It is certainly an interesting experience writing this blog post while hopping on and off trains with the ultimate goal of reaching Berlin.
Germany has been at the top of my list of countries to visit for the spring, especially with my college roommate, Olivia, completing her Fulbright grant there. Our school’s Spring Break offered the perfect opportunity to make this journey. However, the actual plans for when and where I would go in Germany came together pretty last minute.
I had a busy week with school and planning a Valentine’s Day lesson for all the classes, and did not have the time to hammer out the details of this trip. So in a manner that was very atypical for me, I did not actually buy the tickets, book my hotel, or pack any luggage until the day before I was set to leave. And yet, it all came together! I would be spending the first weekend of the break in Berlin, after which I would head to Hannover and spend the week there with Olivia, before heading back to the Czech Republic for the restart of the school term.
Things were going according to plan, my first train to Prague was smooth, and just as I was feeling rather smug about my abilities to plan at the last minute, the universe unfortunately intervened. There has been an unusual amount of heavy wind swirling through Europe these past few days and as a result, there have been disruptions to the train system. In my smugness, did I believe that my train, and as an extension, my life, would get disrupted? No. But that it did.
My second train unexpectedly terminated its journey in Dresden at which point I hopped off along with my fellow bewildered passengers and overran the information center. By the time I got to the front and started asking in English about my alternative route to Berlin, the woman at the desk barely glanced up before pointing vaguely to her left and declaring “Leipzig. Platform 7,” naturally causing me to wonder just what I had asked her. Nevertheless, I took her guidance and hopped on the train to Leipzig, quickly pulling up the Deutsche Bahn website on my phone and seeing multiple long distance train closures between basically everywhere and Berlin.
Two hours later, I arrived in Leipzig only to find out that the folks at this information desk did not speak English. I stumbled upon some other Americans who were also making their way to Berlin and found out that there was one potential direct train that would be going to Berlin, but that it was leaving in 15 minutes. Naturally, I, along with some three hundred people whose trains were also cancelled, crowded onto the platform. Luckily, I grabbed a seat on the train and let my pounding heartbeat settle from the uncertainty and chaos of the day, but there were people who simply sat on the floor between carriages, determined to get to Berlin at an acceptable hour.
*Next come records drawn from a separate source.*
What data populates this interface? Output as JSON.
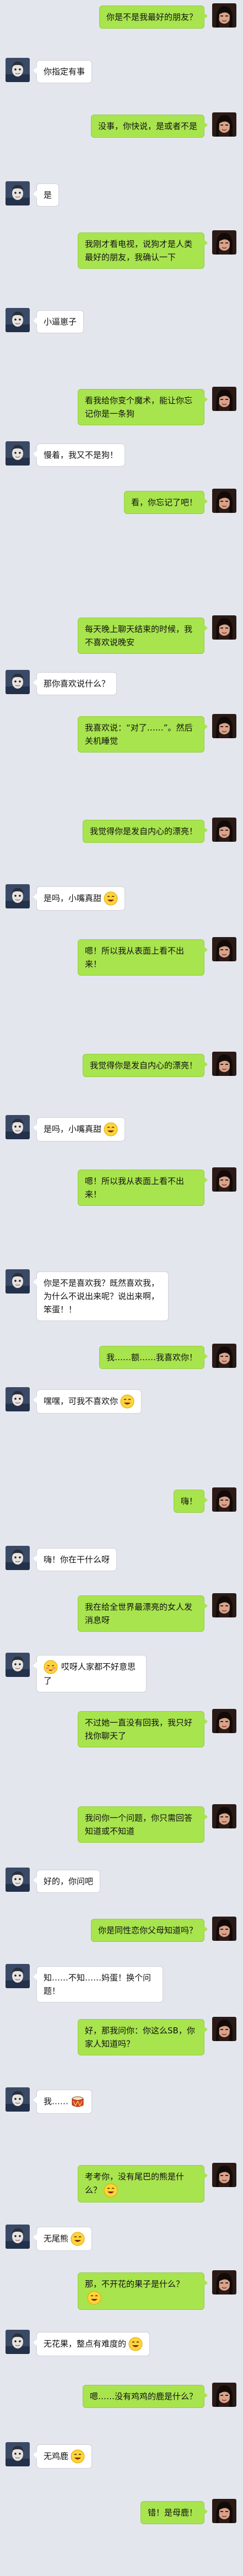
{
  "colors": {
    "background": "#e4e6ee",
    "sent_bubble": "#a8e44e",
    "received_bubble": "#ffffff"
  },
  "messages": [
    {
      "side": "right",
      "text": "你是不是我最好的朋友？"
    },
    {
      "side": "left",
      "text": "你指定有事"
    },
    {
      "side": "right",
      "text": "没事，你快说，是或者不是"
    },
    {
      "side": "left",
      "text": "是"
    },
    {
      "side": "right",
      "text": "我刚才看电视，说狗才是人类最好的朋友，我确认一下"
    },
    {
      "side": "left",
      "text": "小逼崽子"
    },
    {
      "side": "right",
      "text": "看我给你变个魔术，能让你忘记你是一条狗"
    },
    {
      "side": "left",
      "text": "慢着，我又不是狗！"
    },
    {
      "side": "right",
      "text": "看，你忘记了吧！"
    },
    {
      "side": "right",
      "text": "每天晚上聊天结束的时候，我不喜欢说晚安"
    },
    {
      "side": "left",
      "text": "那你喜欢说什么？"
    },
    {
      "side": "right",
      "text": "我喜欢说：“对了……”。然后关机睡觉"
    },
    {
      "side": "right",
      "text": "我觉得你是发自内心的漂亮！"
    },
    {
      "side": "left",
      "text": "是吗，小嘴真甜",
      "emoji": "grin-emoji"
    },
    {
      "side": "right",
      "text": "嗯！所以我从表面上看不出来！"
    },
    {
      "side": "right",
      "text": "我觉得你是发自内心的漂亮！"
    },
    {
      "side": "left",
      "text": "是吗，小嘴真甜",
      "emoji": "grin-emoji"
    },
    {
      "side": "right",
      "text": "嗯！所以我从表面上看不出来！"
    },
    {
      "side": "left",
      "text": "你是不是喜欢我？既然喜欢我，为什么不说出来呢？说出来啊，笨蛋！！"
    },
    {
      "side": "right",
      "text": "我……额……我喜欢你！"
    },
    {
      "side": "left",
      "text": "嘿嘿，可我不喜欢你",
      "emoji": "grin-emoji"
    },
    {
      "side": "right",
      "text": "嗨！"
    },
    {
      "side": "left",
      "text": "嗨！你在干什么呀"
    },
    {
      "side": "right",
      "text": "我在给全世界最漂亮的女人发消息呀"
    },
    {
      "side": "left",
      "text": "哎呀人家都不好意思了",
      "emoji": "shy-emoji",
      "emoji_first": true
    },
    {
      "side": "right",
      "text": "不过她一直没有回我，我只好找你聊天了"
    },
    {
      "side": "right",
      "text": "我问你一个问题，你只需回答知道或不知道"
    },
    {
      "side": "left",
      "text": "好的，你问吧"
    },
    {
      "side": "right",
      "text": "你是同性恋你父母知道吗？"
    },
    {
      "side": "left",
      "text": "知……不知……妈蛋！换个问题！"
    },
    {
      "side": "right",
      "text": "好，那我问你：你这么SB，你家人知道吗？"
    },
    {
      "side": "left",
      "text": "我……",
      "emoji": "drum-emoji"
    },
    {
      "side": "right",
      "text": "考考你，没有尾巴的熊是什么？",
      "emoji": "grin-emoji"
    },
    {
      "side": "left",
      "text": "无尾熊",
      "emoji": "grin-emoji"
    },
    {
      "side": "right",
      "text": "那，不开花的果子是什么？",
      "emoji": "grin-emoji"
    },
    {
      "side": "left",
      "text": "无花果，整点有难度的",
      "emoji": "grin-emoji"
    },
    {
      "side": "right",
      "text": "嗯……没有鸡鸡的鹿是什么？"
    },
    {
      "side": "left",
      "text": "无鸡鹿",
      "emoji": "grin-emoji"
    },
    {
      "side": "right",
      "text": "错！是母鹿！"
    }
  ]
}
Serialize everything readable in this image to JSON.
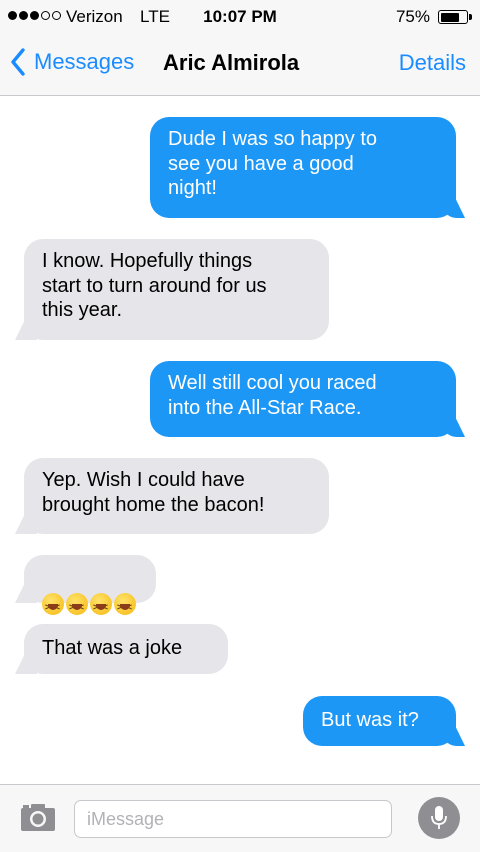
{
  "status_bar": {
    "carrier": "Verizon",
    "network": "LTE",
    "time": "10:07 PM",
    "battery_percent": "75%",
    "battery_level": 0.75,
    "signal_bars_filled": 3,
    "signal_bars_total": 5
  },
  "nav": {
    "back_label": "Messages",
    "title": "Aric Almirola",
    "details_label": "Details"
  },
  "messages": [
    {
      "direction": "sent",
      "text": "Dude I was so happy to\nsee you have a good\nnight!"
    },
    {
      "direction": "received",
      "text": "I know. Hopefully things\nstart to turn around for us\nthis year."
    },
    {
      "direction": "sent",
      "text": "Well still cool you raced\ninto the All-Star Race."
    },
    {
      "direction": "received",
      "text": "Yep. Wish I could have\nbrought home the bacon!"
    },
    {
      "direction": "received",
      "text": "😆😆😆😆",
      "emoji_icons": [
        "laughing-face-icon",
        "laughing-face-icon",
        "laughing-face-icon",
        "laughing-face-icon"
      ]
    },
    {
      "direction": "received",
      "text": "That was a joke"
    },
    {
      "direction": "sent",
      "text": "But was it?"
    }
  ],
  "input_bar": {
    "placeholder": "iMessage",
    "camera_icon": "camera-icon",
    "mic_icon": "microphone-icon"
  },
  "colors": {
    "sent_bubble": "#1d97f5",
    "received_bubble": "#e5e5ea",
    "accent": "#1a8cff",
    "bar_background": "#f7f7f8"
  }
}
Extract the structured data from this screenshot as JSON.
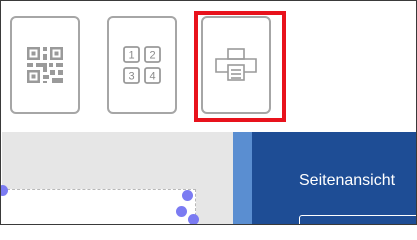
{
  "toolbar": {
    "buttons": [
      {
        "icon": "qr-code-icon"
      },
      {
        "icon": "grid-numbers-icon",
        "cells": [
          "1",
          "2",
          "3",
          "4"
        ]
      },
      {
        "icon": "print-icon",
        "selected": true
      }
    ],
    "highlight_color": "#e8121c"
  },
  "panel": {
    "title": "Seitenansicht",
    "background": "#1e4d95"
  }
}
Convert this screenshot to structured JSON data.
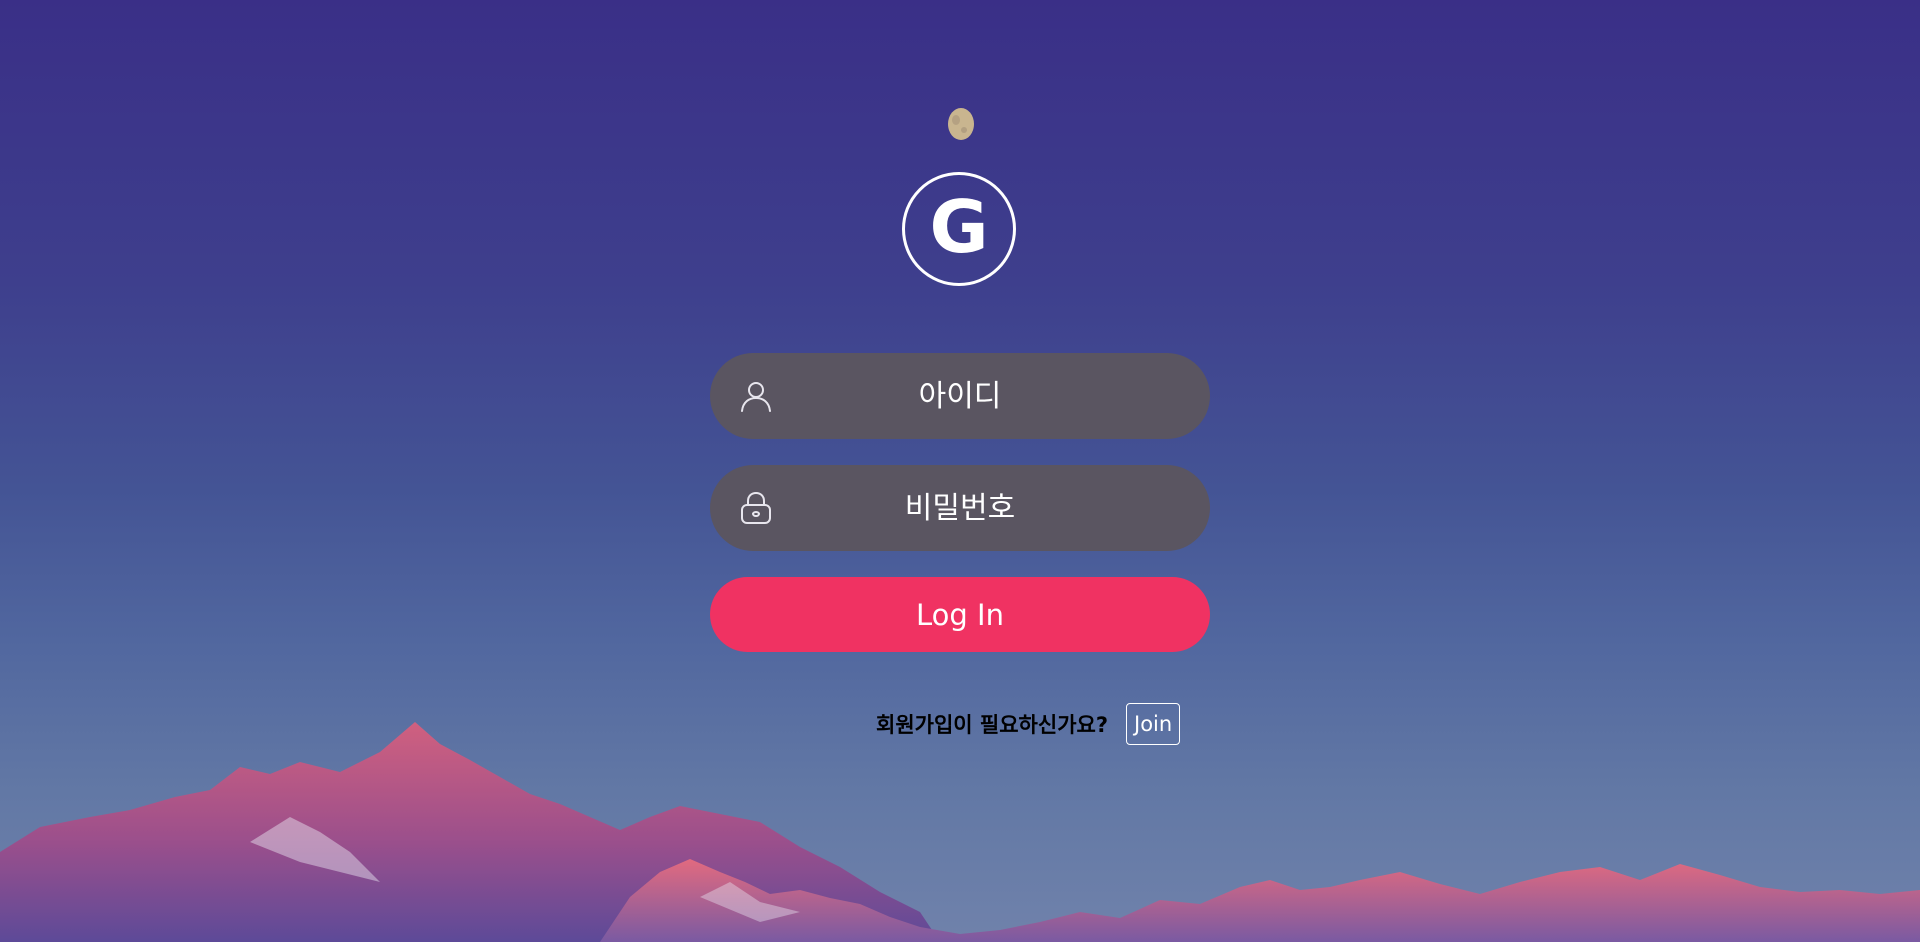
{
  "logo": {
    "letter": "G"
  },
  "login_form": {
    "id_placeholder": "아이디",
    "password_placeholder": "비밀번호",
    "login_label": "Log In"
  },
  "signup": {
    "prompt": "회원가입이 필요하신가요?",
    "join_label": "Join"
  },
  "icons": {
    "id_field": "user-icon",
    "password_field": "lock-icon"
  },
  "colors": {
    "background_top": "#3a2f87",
    "background_bottom": "#7082ab",
    "field_background": "#5a5561",
    "login_button": "#f03262",
    "text_light": "#ffffff",
    "signup_prompt": "#000000"
  }
}
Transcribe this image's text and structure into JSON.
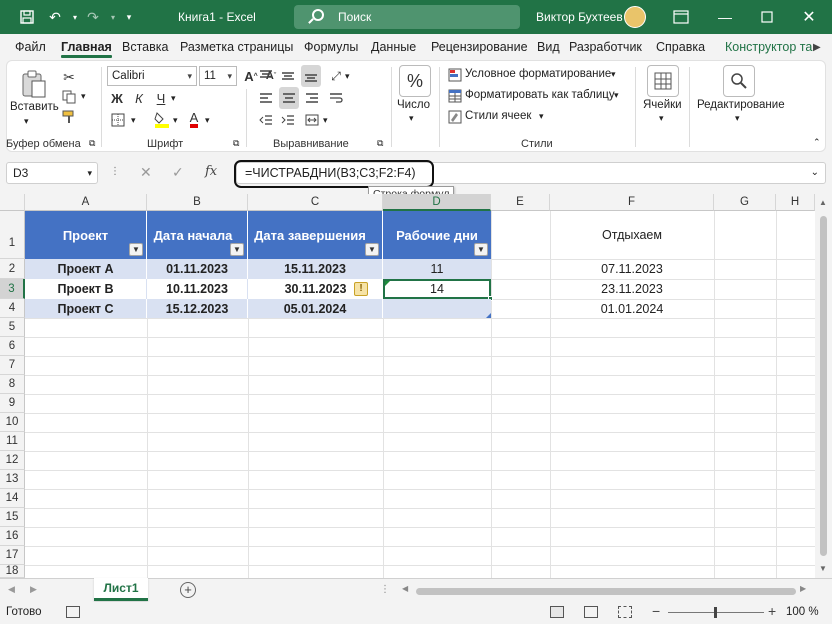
{
  "colors": {
    "accent": "#217346",
    "table_header": "#4472c4",
    "table_band": "#d9e1f2"
  },
  "titlebar": {
    "title": "Книга1 - Excel",
    "search": "Поиск",
    "user": "Виктор Бухтеев"
  },
  "tabs": [
    {
      "label": "Файл"
    },
    {
      "label": "Главная"
    },
    {
      "label": "Вставка"
    },
    {
      "label": "Разметка страницы"
    },
    {
      "label": "Формулы"
    },
    {
      "label": "Данные"
    },
    {
      "label": "Рецензирование"
    },
    {
      "label": "Вид"
    },
    {
      "label": "Разработчик"
    },
    {
      "label": "Справка"
    },
    {
      "label": "Конструктор та"
    }
  ],
  "ribbon": {
    "clipboard": {
      "paste": "Вставить",
      "label": "Буфер обмена"
    },
    "font": {
      "name": "Calibri",
      "size": "11",
      "bold": "Ж",
      "italic": "К",
      "underline": "Ч",
      "label": "Шрифт"
    },
    "alignment": {
      "label": "Выравнивание"
    },
    "number": {
      "button": "Число",
      "symbol": "%"
    },
    "styles": {
      "cond": "Условное форматирование",
      "table": "Форматировать как таблицу",
      "cell": "Стили ячеек",
      "label": "Стили"
    },
    "cells": {
      "button": "Ячейки"
    },
    "editing": {
      "button": "Редактирование"
    }
  },
  "formula_bar": {
    "name_box": "D3",
    "fx": "fx",
    "formula": "=ЧИСТРАБДНИ(B3;C3;F2:F4)",
    "tooltip": "Строка формул"
  },
  "columns": [
    "A",
    "B",
    "C",
    "D",
    "E",
    "F",
    "G",
    "H"
  ],
  "rows": [
    "1",
    "2",
    "3",
    "4",
    "5",
    "6",
    "7",
    "8",
    "9",
    "10",
    "11",
    "12",
    "13",
    "14",
    "15",
    "16",
    "17",
    "18"
  ],
  "table": {
    "headers": [
      "Проект",
      "Дата начала",
      "Дата завершения",
      "Рабочие дни"
    ],
    "rows": [
      [
        "Проект A",
        "01.11.2023",
        "15.11.2023",
        "11"
      ],
      [
        "Проект B",
        "10.11.2023",
        "30.11.2023",
        "14"
      ],
      [
        "Проект C",
        "15.12.2023",
        "05.01.2024",
        ""
      ]
    ]
  },
  "holidays": {
    "title": "Отдыхаем",
    "dates": [
      "07.11.2023",
      "23.11.2023",
      "01.01.2024"
    ]
  },
  "sheet": {
    "tab": "Лист1"
  },
  "status": {
    "ready": "Готово",
    "zoom": "100 %"
  }
}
Side note: I have seen and talked to many more Americans since arriving in Germany, and I have truly missed the casual friendliness that accompanies the American demeanor. I had no qualms about walking up to an American woman talking about trains to Berlin and asking for guidance, and just as importantly, she had no reservations in offering any and all the help that she could provide me as a fellow traveler.
Ten hours of transit and four trains later, I made it to Berlin! Just another day of going with the flow and adapting to life traveling through Europe!